This is an important judgment for those engaging volunteers. While genuine volunteers may not have the protection of disability discrimination laws, there is still the potential for such individuals to acquire other rights, potentially even employment rights, depending upon how the relationship develops.
Care will, of course, still require to be taken in ensuring that all documentation that is drafted is carefully prepared, and that all of the risks in this area are fully considered and a fair approach taken not only with regards to the constitution of the relationship but also as the relationship develops (and ends).
Many organisations engaging volunteers may steer away from issuing any sort of formal written agreement, thinking that the absence of documentation might bolster the non-contractual aspect of the relationship. This is unlikely to be the most effective approach, since a carefully worded volunteer agreement that sets out the boundaries of the relationship (as seen in the above case) may well be more effective in defending any claim by a volunteer that they are an employee or a worker and as such are entitled to rights that such individuals have.
Such agreements should clearly state that the relationship is not legally binding, and specifically that the volunteers are not employees (with no employment rights). It is also important to emphasise the voluntary nature of the relationship and how that will work in practice (such as in relation to working hours, expenses etc).
Ultimately, courts and tribunals will look carefully at the true nature of the relationship to assess its legal status. Those who seek to mask genuine employment contracts as “volunteer agreements” are unlikely to be successful.
Further, it is not necessarily the case that volunteers have no rights, since there are a number of legal rights that will apply to volunteers as much as other workers, including health and safety, data protection etc. But the position in relation to employment law is becoming clear, with limited employment rights conferred upon those who genuinely choose to volunteer in the workplace.

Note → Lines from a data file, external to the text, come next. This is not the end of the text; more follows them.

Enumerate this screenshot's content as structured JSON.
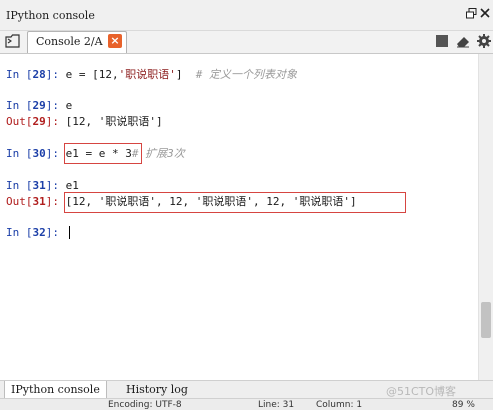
{
  "pane": {
    "title": "IPython console"
  },
  "tab": {
    "label": "Console 2/A",
    "close_glyph": "×"
  },
  "console": {
    "lines": [
      {
        "prompt_prefix": "In [",
        "n": "28",
        "prompt_suffix": "]: ",
        "code": "e = [12,",
        "string": "'职说职语'",
        "code_after": "]",
        "comment": "  # 定义一个列表对象"
      },
      {
        "prompt_prefix": "In [",
        "n": "29",
        "prompt_suffix": "]: ",
        "code": "e"
      },
      {
        "prompt_prefix": "Out[",
        "n": "29",
        "prompt_suffix": "]: ",
        "code": "[12, '职说职语']"
      },
      {
        "prompt_prefix": "In [",
        "n": "30",
        "prompt_suffix": "]: ",
        "code": "e1 = e * 3",
        "comment": "# 扩展3次"
      },
      {
        "prompt_prefix": "In [",
        "n": "31",
        "prompt_suffix": "]: ",
        "code": "e1"
      },
      {
        "prompt_prefix": "Out[",
        "n": "31",
        "prompt_suffix": "]: ",
        "code": "[12, '职说职语', 12, '职说职语', 12, '职说职语']"
      },
      {
        "prompt_prefix": "In [",
        "n": "32",
        "prompt_suffix": "]: ",
        "code": ""
      }
    ]
  },
  "bottom_tabs": [
    "IPython console",
    "History log"
  ],
  "watermark": "@51CTO博客",
  "status": {
    "encoding": "Encoding: UTF-8",
    "line": "Line: 31",
    "column": "Column: 1",
    "memory": "89 %"
  },
  "colors": {
    "accent_close": "#e8622b",
    "highlight_box": "#d64541",
    "in_prompt": "#1c3fa8",
    "out_prompt": "#b01d1d"
  }
}
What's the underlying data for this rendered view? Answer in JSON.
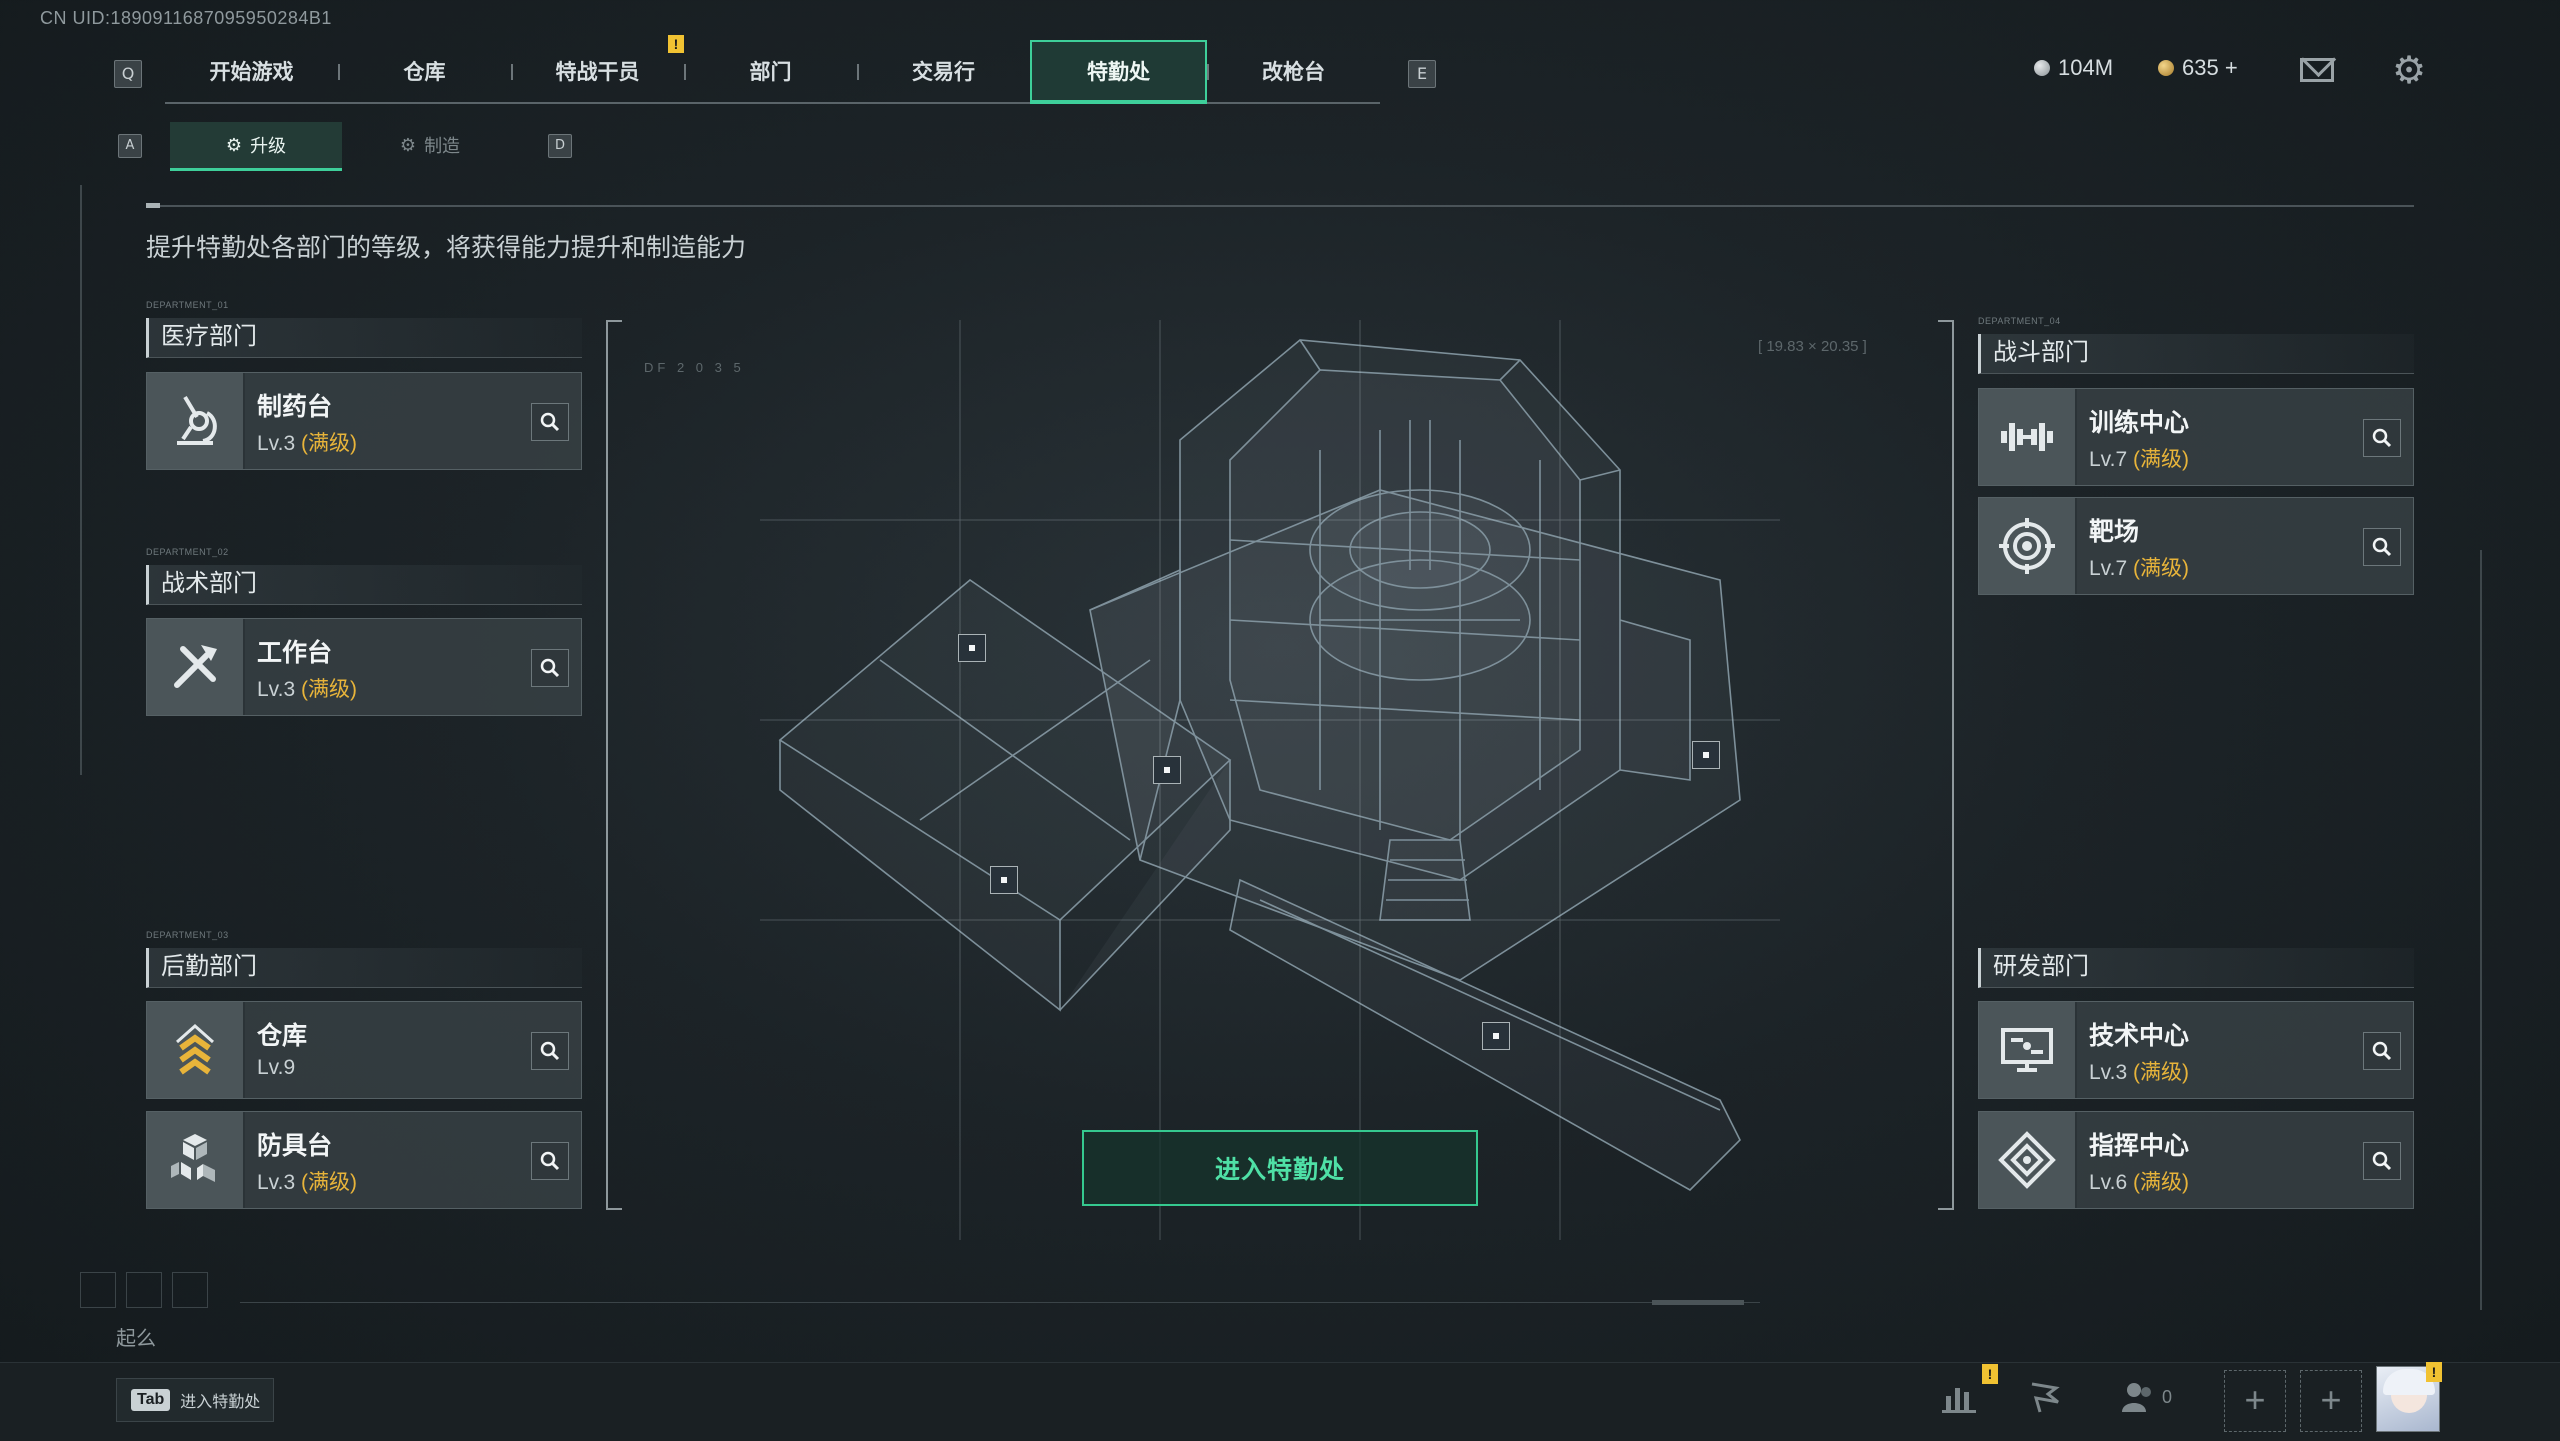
{
  "uid": "CN UID:1890911687095950284B1",
  "nav": {
    "left_key": "Q",
    "right_key": "E",
    "tabs": [
      "开始游戏",
      "仓库",
      "特战干员",
      "部门",
      "交易行",
      "特勤处",
      "改枪台"
    ],
    "active_tab": "特勤处",
    "alert_mark": "!"
  },
  "currency": {
    "primary_value": "104M",
    "secondary_value": "635 +"
  },
  "subtabs": {
    "left_key": "A",
    "right_key": "D",
    "upgrade": "升级",
    "craft": "制造"
  },
  "description": "提升特勤处各部门的等级，将获得能力提升和制造能力",
  "departments": {
    "medical": {
      "code": "DEPARTMENT_01",
      "title": "医疗部门",
      "items": [
        {
          "name": "制药台",
          "level": "Lv.3",
          "max": "(满级)"
        }
      ]
    },
    "tactical": {
      "code": "DEPARTMENT_02",
      "title": "战术部门",
      "items": [
        {
          "name": "工作台",
          "level": "Lv.3",
          "max": "(满级)"
        }
      ]
    },
    "logistics": {
      "code": "DEPARTMENT_03",
      "title": "后勤部门",
      "items": [
        {
          "name": "仓库",
          "level": "Lv.9",
          "max": ""
        },
        {
          "name": "防具台",
          "level": "Lv.3",
          "max": "(满级)"
        }
      ]
    },
    "combat": {
      "code": "DEPARTMENT_04",
      "title": "战斗部门",
      "items": [
        {
          "name": "训练中心",
          "level": "Lv.7",
          "max": "(满级)"
        },
        {
          "name": "靶场",
          "level": "Lv.7",
          "max": "(满级)"
        }
      ]
    },
    "research": {
      "title": "研发部门",
      "items": [
        {
          "name": "技术中心",
          "level": "Lv.3",
          "max": "(满级)"
        },
        {
          "name": "指挥中心",
          "level": "Lv.6",
          "max": "(满级)"
        }
      ]
    }
  },
  "enter_button": "进入特勤处",
  "schematic_text": {
    "code": "DF 2 0 3 5",
    "coords": "[ 19.83 × 20.35 ]"
  },
  "bottom": {
    "caption": "起么",
    "tab_key": "Tab",
    "tab_label": "进入特勤处",
    "friends_count": "0"
  },
  "colors": {
    "accent": "#3ecf9a",
    "max_level": "#e8b43a",
    "alert": "#f1c232"
  }
}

Failing to prepare is preparing to fail. As ever, specialist advice is recommended given the pitfalls and risks in this thorny and complex area of practice.
David Hoey is a partner with bto solicitors, Glasgow, and an accredited specialist in employment law